START SOURCE DATA
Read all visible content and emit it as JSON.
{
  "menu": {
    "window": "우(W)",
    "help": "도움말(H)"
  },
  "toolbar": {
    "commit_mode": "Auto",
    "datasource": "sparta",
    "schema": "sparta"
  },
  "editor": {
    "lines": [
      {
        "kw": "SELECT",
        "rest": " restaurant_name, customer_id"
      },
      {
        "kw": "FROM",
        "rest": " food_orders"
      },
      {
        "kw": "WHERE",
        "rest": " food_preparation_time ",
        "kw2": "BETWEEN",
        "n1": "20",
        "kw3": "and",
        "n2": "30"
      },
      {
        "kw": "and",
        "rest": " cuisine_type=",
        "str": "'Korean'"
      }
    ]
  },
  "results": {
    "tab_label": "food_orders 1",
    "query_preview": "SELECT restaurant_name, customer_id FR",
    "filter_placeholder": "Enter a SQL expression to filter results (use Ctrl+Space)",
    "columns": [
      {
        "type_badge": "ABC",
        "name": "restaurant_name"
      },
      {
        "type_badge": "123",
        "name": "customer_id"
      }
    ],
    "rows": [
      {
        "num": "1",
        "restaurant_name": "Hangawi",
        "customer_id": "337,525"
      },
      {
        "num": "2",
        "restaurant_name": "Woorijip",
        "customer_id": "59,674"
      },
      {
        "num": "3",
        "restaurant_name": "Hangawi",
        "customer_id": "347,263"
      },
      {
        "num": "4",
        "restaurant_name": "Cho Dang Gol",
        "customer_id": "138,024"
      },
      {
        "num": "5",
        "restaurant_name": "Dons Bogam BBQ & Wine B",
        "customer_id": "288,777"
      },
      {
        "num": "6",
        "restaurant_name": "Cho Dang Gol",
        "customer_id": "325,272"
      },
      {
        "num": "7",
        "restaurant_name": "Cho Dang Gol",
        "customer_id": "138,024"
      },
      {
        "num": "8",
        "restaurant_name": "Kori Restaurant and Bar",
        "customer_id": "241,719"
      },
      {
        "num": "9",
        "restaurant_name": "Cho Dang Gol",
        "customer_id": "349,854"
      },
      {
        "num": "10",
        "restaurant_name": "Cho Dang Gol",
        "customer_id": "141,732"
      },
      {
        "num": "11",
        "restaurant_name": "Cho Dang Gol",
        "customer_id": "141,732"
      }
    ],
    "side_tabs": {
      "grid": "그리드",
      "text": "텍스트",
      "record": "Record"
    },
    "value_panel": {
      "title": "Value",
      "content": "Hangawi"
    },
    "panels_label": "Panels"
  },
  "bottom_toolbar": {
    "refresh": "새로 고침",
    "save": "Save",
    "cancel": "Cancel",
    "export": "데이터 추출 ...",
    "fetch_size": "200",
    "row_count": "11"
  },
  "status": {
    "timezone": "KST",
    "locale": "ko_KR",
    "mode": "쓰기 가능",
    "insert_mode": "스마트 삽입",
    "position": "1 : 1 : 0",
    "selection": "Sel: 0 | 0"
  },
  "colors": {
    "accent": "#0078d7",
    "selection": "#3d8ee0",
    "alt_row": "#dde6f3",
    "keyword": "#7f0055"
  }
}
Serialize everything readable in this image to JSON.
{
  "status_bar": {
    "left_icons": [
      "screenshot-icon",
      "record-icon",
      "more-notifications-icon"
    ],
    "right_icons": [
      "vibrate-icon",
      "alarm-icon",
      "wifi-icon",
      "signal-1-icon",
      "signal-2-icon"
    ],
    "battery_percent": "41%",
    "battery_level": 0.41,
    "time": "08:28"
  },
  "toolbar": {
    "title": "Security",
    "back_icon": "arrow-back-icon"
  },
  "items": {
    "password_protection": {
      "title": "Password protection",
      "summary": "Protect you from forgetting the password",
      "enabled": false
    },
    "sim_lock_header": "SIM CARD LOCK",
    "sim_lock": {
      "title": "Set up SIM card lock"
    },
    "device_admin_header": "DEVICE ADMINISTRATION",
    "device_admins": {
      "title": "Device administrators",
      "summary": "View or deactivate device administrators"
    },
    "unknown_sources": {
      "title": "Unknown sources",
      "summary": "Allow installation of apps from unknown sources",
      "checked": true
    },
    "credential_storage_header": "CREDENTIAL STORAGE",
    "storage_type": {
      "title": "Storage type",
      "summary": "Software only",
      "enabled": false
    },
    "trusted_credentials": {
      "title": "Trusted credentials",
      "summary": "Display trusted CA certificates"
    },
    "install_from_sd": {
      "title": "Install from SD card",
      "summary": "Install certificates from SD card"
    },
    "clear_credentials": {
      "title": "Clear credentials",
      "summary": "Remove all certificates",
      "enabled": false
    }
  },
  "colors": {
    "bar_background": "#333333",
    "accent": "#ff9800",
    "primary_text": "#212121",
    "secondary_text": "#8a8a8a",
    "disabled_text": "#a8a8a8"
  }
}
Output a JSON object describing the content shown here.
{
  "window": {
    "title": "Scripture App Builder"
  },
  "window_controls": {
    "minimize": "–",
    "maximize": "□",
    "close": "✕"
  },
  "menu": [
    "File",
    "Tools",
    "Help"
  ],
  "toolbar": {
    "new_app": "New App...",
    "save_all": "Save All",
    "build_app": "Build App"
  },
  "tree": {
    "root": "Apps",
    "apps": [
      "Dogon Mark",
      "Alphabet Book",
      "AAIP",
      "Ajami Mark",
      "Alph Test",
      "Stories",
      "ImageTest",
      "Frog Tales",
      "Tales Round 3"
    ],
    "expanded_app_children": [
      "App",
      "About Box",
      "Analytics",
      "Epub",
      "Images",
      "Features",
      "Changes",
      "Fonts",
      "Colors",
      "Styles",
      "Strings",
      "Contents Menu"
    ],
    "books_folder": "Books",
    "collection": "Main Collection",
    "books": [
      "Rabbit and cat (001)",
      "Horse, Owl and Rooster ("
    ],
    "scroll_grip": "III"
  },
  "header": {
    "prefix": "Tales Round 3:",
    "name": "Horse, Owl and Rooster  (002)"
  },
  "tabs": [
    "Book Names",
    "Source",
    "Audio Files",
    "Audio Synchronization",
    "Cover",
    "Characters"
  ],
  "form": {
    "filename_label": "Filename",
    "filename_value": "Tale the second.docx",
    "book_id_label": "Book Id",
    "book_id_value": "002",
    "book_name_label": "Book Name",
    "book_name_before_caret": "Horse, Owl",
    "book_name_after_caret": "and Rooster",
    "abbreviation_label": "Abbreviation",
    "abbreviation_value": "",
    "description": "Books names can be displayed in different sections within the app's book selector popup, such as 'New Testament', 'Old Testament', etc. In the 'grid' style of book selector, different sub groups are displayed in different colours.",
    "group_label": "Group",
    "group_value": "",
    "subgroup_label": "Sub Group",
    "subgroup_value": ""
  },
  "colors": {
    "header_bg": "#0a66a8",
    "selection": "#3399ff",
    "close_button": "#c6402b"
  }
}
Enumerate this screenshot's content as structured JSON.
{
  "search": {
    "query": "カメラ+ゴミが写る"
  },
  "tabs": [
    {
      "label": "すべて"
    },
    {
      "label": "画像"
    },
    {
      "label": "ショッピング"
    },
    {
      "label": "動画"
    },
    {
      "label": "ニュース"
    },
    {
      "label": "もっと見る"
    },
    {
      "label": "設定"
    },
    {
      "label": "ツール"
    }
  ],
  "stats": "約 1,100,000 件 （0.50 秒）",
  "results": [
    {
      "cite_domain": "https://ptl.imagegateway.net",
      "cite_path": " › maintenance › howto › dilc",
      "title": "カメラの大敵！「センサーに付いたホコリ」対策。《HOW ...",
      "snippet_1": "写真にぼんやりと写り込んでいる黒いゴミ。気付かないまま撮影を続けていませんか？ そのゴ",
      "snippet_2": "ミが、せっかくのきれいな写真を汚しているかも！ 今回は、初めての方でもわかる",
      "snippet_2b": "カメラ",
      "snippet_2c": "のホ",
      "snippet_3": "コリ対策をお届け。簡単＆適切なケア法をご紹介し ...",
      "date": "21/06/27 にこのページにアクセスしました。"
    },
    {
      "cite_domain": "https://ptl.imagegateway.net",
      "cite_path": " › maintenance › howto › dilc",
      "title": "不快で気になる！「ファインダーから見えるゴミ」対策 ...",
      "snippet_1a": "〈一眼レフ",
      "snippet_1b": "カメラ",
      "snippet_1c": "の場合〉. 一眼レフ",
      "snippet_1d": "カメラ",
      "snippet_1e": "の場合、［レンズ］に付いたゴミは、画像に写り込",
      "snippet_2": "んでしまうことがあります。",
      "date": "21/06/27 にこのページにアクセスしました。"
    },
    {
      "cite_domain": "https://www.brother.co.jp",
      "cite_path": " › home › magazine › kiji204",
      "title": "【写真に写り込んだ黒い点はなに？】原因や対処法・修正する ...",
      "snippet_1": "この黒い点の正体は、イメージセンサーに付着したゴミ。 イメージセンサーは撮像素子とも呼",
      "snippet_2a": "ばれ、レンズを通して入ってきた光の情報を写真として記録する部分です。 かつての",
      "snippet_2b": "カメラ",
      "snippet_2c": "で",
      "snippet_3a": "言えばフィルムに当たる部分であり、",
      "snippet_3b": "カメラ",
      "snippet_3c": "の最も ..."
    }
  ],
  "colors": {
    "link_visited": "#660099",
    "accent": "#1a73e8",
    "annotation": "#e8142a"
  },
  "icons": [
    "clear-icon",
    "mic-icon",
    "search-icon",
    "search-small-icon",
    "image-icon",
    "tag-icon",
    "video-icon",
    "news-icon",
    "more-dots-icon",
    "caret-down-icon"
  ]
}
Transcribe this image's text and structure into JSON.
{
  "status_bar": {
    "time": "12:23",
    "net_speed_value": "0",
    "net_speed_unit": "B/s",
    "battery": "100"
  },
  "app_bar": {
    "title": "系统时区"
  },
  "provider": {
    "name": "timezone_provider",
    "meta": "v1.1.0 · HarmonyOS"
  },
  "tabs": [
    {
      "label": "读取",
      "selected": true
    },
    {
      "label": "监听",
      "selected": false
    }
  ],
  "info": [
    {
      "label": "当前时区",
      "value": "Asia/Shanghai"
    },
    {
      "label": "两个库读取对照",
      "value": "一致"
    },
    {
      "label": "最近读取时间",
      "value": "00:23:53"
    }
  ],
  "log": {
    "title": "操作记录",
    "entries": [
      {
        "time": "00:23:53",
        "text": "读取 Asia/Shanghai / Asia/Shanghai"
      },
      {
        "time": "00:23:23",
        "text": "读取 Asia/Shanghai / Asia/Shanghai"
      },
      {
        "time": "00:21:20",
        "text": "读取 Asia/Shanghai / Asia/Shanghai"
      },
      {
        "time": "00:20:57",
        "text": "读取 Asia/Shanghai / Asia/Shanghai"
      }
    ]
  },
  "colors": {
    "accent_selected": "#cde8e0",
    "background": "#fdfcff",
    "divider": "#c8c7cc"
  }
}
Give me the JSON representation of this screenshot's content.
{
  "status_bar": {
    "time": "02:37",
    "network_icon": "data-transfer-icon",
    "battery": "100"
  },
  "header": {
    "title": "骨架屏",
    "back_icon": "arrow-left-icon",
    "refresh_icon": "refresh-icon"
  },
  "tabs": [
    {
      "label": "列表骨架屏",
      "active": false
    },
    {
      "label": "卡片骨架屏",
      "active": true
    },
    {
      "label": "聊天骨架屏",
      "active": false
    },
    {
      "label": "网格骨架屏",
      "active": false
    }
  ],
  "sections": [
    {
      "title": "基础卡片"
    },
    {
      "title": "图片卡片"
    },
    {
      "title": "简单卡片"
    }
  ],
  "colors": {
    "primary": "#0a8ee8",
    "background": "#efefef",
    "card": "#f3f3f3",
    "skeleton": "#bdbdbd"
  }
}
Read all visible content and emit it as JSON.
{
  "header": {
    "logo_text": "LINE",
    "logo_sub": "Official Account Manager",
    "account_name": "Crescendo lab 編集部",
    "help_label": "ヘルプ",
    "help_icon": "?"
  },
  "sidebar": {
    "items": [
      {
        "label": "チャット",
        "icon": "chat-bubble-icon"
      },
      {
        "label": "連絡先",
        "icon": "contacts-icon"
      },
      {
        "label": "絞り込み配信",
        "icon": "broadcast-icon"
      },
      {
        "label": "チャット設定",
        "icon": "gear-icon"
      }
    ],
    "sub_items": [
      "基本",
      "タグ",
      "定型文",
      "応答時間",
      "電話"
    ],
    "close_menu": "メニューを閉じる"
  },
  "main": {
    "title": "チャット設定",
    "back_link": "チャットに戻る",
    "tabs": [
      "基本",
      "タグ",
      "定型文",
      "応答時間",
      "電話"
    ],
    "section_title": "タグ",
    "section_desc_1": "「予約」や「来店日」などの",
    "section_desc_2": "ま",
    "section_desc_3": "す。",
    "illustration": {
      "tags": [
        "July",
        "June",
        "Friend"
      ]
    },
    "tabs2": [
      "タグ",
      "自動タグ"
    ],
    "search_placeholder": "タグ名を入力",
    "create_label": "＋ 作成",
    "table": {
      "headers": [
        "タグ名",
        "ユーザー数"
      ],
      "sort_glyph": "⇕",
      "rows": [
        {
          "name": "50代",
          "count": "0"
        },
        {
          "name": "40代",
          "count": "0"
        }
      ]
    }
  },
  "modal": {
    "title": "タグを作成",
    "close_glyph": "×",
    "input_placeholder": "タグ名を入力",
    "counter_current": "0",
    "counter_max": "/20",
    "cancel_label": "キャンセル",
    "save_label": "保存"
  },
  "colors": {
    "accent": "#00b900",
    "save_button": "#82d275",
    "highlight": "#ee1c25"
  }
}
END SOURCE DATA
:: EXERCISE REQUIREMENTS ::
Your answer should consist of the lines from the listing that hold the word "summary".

:: WRITTEN RESPONSE ::
      "summary": "Protect you from forgetting the password",
      "summary": "View or deactivate device administrators"
      "summary": "Allow installation of apps from unknown sources",
      "summary": "Software only",
      "summary": "Display trusted CA certificates"
      "summary": "Install certificates from SD card"
      "summary": "Remove all certificates",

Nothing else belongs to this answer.